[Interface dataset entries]

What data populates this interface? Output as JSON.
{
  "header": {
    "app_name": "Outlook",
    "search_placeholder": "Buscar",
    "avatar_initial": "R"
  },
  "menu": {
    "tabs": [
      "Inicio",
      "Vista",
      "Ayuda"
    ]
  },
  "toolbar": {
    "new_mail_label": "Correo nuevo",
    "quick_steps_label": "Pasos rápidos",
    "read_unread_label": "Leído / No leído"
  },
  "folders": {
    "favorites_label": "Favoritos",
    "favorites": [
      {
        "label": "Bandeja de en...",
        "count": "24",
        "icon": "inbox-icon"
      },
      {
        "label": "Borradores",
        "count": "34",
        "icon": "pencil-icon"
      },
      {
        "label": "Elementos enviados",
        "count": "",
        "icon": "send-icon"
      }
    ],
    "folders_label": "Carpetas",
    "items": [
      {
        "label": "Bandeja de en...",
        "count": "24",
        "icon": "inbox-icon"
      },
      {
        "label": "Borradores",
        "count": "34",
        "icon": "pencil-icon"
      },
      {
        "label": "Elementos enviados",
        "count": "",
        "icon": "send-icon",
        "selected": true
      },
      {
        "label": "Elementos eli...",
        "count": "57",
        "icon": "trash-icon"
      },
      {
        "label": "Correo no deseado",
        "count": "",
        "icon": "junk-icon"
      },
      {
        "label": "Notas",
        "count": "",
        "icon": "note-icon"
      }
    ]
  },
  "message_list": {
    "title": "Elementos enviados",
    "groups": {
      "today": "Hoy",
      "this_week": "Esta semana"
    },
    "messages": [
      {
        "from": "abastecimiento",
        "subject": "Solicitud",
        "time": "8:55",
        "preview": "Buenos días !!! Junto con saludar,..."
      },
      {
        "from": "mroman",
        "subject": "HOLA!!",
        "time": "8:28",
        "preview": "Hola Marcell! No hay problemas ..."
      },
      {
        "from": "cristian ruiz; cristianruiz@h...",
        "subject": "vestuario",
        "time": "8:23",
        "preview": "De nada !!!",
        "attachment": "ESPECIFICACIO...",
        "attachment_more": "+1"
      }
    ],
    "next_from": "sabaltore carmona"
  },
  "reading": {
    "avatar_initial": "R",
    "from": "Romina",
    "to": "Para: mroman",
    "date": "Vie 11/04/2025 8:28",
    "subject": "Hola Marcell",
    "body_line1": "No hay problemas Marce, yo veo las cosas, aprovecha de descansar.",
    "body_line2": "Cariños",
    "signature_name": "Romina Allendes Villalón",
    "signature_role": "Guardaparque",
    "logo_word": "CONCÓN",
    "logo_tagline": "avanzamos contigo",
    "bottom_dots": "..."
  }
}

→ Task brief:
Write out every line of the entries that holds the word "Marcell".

→ Task answer:
        "preview": "Hola Marcell! No hay problemas ..."
    "subject": "Hola Marcell",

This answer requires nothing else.